The decision follows this week's announcement from the Food and Drug Administration that it is analyzing nutritional information systems developed by food manufacturers to determine if they are in line with the FDA's regulatory criteria, and that it intends to develop standardized criteria for front-of-package (FOP) and shelf labeling.
The FDA indicated that it wanted to work with food retailers and manufacturers, nutrition and design experts and the Institute of Medicine in formulating FOP nutrition labeling standards.

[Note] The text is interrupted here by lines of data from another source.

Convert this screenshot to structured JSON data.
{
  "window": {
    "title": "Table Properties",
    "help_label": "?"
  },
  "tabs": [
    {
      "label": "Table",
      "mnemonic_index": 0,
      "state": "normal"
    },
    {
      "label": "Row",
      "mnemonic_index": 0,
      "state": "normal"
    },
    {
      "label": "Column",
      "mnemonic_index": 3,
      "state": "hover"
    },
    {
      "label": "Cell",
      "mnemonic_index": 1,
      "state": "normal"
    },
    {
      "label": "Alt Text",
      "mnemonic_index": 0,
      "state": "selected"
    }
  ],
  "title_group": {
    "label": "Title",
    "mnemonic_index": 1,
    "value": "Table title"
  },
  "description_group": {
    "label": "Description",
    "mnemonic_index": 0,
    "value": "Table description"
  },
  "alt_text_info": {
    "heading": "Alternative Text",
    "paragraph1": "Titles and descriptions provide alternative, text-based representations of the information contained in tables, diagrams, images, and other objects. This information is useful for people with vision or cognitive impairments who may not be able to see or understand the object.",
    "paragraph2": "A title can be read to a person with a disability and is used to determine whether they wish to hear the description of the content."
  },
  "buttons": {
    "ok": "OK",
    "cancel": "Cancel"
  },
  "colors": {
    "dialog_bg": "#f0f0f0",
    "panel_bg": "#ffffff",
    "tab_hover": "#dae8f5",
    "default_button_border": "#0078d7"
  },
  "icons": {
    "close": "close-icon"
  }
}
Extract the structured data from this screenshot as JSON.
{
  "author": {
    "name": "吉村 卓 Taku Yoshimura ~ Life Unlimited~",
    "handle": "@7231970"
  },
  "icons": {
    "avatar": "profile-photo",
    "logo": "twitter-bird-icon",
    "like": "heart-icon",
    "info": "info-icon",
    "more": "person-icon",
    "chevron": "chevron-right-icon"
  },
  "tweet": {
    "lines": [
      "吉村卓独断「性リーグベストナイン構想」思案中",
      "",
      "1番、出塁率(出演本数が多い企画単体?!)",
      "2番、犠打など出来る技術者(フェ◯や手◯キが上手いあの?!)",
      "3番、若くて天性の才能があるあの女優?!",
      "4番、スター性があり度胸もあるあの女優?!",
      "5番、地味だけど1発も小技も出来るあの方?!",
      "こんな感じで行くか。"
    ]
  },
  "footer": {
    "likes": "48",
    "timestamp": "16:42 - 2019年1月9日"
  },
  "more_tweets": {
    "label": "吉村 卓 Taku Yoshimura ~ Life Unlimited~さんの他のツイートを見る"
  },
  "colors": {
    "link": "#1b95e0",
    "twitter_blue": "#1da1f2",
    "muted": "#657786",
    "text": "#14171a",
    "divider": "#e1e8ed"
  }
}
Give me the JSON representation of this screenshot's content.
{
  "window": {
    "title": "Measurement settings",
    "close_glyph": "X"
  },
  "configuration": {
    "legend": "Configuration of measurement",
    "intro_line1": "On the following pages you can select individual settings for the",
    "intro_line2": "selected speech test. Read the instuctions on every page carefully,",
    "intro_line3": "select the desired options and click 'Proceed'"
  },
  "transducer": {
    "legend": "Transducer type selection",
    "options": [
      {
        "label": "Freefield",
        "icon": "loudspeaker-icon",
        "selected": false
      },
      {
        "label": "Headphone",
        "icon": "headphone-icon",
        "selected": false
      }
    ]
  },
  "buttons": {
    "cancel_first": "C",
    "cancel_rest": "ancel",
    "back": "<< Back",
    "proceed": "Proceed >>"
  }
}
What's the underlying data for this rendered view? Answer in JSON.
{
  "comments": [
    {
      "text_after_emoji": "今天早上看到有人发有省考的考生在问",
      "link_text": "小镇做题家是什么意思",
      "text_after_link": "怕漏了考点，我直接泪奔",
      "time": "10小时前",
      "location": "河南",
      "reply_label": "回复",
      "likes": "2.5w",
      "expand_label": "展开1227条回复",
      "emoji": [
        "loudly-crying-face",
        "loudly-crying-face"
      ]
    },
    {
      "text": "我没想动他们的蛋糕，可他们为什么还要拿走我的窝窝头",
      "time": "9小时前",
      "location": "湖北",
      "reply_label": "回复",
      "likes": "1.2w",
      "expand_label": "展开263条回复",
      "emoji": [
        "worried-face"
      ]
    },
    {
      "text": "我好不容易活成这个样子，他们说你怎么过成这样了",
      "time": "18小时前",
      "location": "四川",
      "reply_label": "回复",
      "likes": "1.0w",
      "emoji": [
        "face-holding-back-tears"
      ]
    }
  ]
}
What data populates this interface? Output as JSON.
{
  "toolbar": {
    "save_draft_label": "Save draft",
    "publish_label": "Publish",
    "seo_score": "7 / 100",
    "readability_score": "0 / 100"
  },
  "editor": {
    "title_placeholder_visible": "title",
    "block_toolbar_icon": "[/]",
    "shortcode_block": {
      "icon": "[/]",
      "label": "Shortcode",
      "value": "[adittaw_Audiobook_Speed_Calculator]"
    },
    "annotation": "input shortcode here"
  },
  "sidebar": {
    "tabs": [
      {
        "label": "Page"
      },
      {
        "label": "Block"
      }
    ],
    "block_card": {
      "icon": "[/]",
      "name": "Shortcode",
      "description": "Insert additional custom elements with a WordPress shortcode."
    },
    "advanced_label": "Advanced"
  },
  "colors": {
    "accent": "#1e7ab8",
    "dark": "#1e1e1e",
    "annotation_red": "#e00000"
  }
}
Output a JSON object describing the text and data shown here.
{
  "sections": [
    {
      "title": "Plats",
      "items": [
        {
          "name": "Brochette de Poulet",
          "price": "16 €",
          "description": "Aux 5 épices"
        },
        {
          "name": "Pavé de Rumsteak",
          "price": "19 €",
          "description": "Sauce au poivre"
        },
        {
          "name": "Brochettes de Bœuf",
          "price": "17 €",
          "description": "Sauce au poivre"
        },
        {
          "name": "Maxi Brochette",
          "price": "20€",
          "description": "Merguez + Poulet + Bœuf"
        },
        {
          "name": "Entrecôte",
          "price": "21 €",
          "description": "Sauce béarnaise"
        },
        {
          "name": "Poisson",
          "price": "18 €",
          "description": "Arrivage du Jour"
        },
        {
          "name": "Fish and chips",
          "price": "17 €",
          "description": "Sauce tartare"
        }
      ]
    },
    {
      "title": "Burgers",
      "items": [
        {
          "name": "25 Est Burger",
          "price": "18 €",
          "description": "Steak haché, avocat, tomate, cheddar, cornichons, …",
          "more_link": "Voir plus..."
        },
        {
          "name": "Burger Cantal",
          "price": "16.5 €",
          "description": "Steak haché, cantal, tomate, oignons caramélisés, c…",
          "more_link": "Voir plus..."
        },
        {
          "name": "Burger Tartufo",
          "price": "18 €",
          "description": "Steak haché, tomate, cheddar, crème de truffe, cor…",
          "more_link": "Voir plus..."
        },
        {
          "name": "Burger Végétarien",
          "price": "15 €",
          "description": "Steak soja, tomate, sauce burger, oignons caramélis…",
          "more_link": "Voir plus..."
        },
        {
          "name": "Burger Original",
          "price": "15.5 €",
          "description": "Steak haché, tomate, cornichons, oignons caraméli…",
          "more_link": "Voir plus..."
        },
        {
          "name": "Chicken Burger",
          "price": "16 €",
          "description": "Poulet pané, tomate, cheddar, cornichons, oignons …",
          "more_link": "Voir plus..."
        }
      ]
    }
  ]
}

In a press conference, FDA Commissioner Margaret Hamburg specifically questioned the nutritional value of some of the foods bearing the Smart Choices logo on their labels.
This month, prior to the FDA's announcement, Connecticut's attorney general, Richard Blumenthal announced that he was investigating Smart Choices, and that attorneys general of other states had expressed interest in doing the same.
The Smart Choice program's participants include many of the nation's leading food manufacturers, including Kraft Foods, Kellogg and General Mills.
In announcing the Smart Choices suspension, Mike Hughes, the program's chair and president of science and public policy at the Keystone Center, said the program's participants "welcome the FDA's interest in developing uniform front-of-package and shelf-labeling criteria."
Hughes said that the Smart Choices program "shares the exact goal" described by Commissioner Hamburg of developing a common approach to nutrition-related FOP that "all Americans can trust and use to build better diets and improve their health."
He added that "we continue to believe the Smart Choices program is an important step in the right direction."--Karlene Lukovitz